Following the arrival of Prince Harry and the Duchess of Sussex’s first baby yesterday, childrenswear brands are anticipating a rush in sales.
Babywear sales are already forecast to rise 0.9% year on year to £1.5bn in 2019 by GlobalData, and the new royal’s arrival should lend an added boost to sales, predicted Daniel Price, co-founder of personalised childrenswear etailer My 1st Years.
“Whenever the royal children are spotted wearing a particular item, that specific piece, and those that are similar, sell out almost instantly.
“Last year, sales were 30 times higher the week Prince Louis was born [in April], so we expect something similar this year.”
Customers are a lot more generous with their own kids after a royal birth, as they’re inspired by the happy news to shop
Linda Gill, Finest For Baby
Linda Gill, director at kidswear agency Finest For Baby, agreed: “We are definitely expecting a rush in sales as everyone awaits the unveiling of the baby and to see what it is wearing.
“If they haven’t already got it, consumers will buy whatever items he is wearing for their own little ones. We’ve found in the past that customers are a lot more generous with their own kids after a royal birth, as they’re inspired by the happy news to shop.”
Although it remains to be seen exactly how the couple will dress their son, industry insiders are hoping for a more casual approach than the Duke and Duchess of Cambridge have selected for their three children.
“In the past the royal family have dressed their children like mini grown-ups, wearing only smart, traditional dress,” said Jo Tutchener-Sharp, owner of childrenswear brand Scamp & Dude.

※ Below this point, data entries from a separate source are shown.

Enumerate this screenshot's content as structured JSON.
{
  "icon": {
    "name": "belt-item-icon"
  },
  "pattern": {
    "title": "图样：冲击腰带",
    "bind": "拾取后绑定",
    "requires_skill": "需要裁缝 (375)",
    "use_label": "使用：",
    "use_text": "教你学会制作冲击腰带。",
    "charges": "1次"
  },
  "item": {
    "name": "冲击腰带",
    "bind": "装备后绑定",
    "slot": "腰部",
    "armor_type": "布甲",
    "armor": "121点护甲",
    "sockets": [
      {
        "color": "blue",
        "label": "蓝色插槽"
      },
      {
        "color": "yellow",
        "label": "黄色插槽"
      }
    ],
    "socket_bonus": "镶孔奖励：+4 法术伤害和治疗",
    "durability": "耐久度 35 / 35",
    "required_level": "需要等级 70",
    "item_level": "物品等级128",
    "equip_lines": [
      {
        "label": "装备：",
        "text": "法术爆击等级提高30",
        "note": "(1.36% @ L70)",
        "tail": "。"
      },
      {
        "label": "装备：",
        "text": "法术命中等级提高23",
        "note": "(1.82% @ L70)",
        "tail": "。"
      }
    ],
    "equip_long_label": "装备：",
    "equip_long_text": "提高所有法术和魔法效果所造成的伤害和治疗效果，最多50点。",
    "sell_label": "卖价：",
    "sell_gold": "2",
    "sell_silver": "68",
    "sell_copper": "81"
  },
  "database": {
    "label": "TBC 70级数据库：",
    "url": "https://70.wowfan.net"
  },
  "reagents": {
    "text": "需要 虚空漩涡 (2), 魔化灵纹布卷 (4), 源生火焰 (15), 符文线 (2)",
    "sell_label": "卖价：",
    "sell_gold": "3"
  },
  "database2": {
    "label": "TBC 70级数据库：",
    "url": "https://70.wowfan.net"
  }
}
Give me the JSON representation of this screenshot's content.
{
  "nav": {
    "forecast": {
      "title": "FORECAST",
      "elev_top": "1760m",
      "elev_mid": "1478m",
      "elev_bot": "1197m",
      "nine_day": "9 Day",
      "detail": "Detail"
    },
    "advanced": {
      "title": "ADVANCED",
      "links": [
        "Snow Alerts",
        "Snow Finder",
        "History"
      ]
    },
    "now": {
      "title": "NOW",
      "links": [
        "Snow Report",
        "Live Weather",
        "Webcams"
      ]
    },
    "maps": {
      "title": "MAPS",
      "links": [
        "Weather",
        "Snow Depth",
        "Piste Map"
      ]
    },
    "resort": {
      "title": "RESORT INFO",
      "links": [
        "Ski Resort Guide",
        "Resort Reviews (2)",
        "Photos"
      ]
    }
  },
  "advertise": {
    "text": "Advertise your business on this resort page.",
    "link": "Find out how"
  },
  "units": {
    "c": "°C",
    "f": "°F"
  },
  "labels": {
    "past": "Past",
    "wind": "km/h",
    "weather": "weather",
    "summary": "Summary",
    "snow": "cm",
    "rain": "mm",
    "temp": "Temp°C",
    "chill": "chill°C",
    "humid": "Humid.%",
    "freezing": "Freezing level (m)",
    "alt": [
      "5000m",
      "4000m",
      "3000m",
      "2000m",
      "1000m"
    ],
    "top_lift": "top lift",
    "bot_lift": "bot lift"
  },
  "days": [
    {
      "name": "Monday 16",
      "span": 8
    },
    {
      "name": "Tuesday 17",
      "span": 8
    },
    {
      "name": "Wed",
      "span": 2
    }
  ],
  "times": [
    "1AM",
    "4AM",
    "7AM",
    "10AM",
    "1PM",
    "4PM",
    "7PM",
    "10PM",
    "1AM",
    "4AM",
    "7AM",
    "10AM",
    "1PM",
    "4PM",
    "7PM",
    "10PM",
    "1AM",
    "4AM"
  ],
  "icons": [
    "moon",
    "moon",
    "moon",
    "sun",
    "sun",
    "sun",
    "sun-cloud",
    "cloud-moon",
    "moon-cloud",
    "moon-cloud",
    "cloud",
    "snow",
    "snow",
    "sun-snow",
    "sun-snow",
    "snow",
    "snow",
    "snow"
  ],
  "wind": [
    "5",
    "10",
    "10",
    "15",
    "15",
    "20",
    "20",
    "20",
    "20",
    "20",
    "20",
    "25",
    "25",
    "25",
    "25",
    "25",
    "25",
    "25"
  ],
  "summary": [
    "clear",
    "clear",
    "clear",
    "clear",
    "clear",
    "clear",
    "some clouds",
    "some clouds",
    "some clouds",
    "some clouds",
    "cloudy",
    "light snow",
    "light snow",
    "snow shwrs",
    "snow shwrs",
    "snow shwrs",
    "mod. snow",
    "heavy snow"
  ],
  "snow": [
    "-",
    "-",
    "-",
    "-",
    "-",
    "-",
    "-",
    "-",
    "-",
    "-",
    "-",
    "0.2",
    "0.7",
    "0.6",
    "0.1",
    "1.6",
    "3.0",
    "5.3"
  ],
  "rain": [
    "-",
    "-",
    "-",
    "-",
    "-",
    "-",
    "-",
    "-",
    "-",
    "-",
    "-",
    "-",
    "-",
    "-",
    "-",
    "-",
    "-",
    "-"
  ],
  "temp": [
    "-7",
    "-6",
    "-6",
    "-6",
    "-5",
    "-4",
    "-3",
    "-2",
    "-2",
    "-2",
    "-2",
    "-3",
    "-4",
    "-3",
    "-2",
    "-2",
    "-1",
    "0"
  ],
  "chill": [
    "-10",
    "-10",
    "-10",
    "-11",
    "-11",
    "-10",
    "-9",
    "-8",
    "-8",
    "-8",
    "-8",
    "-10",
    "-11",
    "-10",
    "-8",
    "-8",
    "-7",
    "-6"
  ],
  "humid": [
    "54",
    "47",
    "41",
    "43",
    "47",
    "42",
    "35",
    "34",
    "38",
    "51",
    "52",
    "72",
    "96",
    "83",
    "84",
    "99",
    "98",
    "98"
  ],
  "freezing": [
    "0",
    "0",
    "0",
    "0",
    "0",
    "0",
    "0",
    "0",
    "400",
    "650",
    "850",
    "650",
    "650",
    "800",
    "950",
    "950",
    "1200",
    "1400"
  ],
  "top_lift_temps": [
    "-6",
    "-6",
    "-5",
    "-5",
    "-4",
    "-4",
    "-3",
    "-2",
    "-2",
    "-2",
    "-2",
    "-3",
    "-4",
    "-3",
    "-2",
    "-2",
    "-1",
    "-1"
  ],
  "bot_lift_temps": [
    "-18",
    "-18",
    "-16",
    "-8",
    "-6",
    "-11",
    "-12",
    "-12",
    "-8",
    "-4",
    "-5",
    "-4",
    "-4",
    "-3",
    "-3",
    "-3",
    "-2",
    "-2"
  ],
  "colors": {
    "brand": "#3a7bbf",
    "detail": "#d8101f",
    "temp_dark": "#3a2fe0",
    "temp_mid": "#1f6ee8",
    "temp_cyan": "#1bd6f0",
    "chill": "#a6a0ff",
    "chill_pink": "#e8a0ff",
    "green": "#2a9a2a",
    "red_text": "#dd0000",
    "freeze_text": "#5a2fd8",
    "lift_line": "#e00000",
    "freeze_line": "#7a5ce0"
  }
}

“I’m hoping that, as Meghan and Harry are a more modern royal couple, they’ll choose to dress their children in more up-to-date styles that bring some colour and fun to their son’s wardrobe.”
We might expect Meghan and Harry to take a less formal approach in how they dress their new son
Kathryn Shuttleworth, Grass & Air
Kathryn Shuttleworth, managing director of children’s outerwear brand Grass & Air, agreed: “We might expect Meghan and Harry to take a less formal approach in how they dress their new son, which is great news for non-conventional brands.
“My prediction is that Meghan will kickstart a trend for minimal, non-traditional styles and colours, such as monochromes and muted earthy shades, as opposed to the preppy pastel styles we’ve seen on Prince George and Princess Charlotte.”
Designer Rachel Riley, who counts the Duchess of Cambridge as a client, echoed this: “The Duchess of Sussex has a very different style to the Duchess of Cambridge and we don’t expect her to dress her baby in the same traditional way.
“This is partly because Meghan is from California and used to a more relaxed style, but also she does not need to adhere to the same strict protocols as Catherine does.”
Another trend Markle is expected to pass on to her son is her preference for sustainable fashion, having sported clothing from brands including Hiut Denim, Maggie Marilyn and Stella McCartney.
Pepa Gonzàlez, founder of London-based Pepa & Co, whose clothes have been worn by Prince George and Princess Charlotte, said: “Organic cotton and sustainable production is of huge importance to the Duchess of Sussex, and we expect this to be a huge growth area in our clothing.”
Inger Breitenstein, owner of children’s clothing and footwear agency Breitenstein Agencies, agreed: “Meghan has proved to have quite a sustainable attitude when it comes to fashion, which I think will come through in her son’s style.”
From sustainable fashion to a more modern, laid-back look, UK kidswear retailers and brands will be hoping the royal family’s latest addition will bring a welcome boost to consumer sentiment and sales over the coming weeks.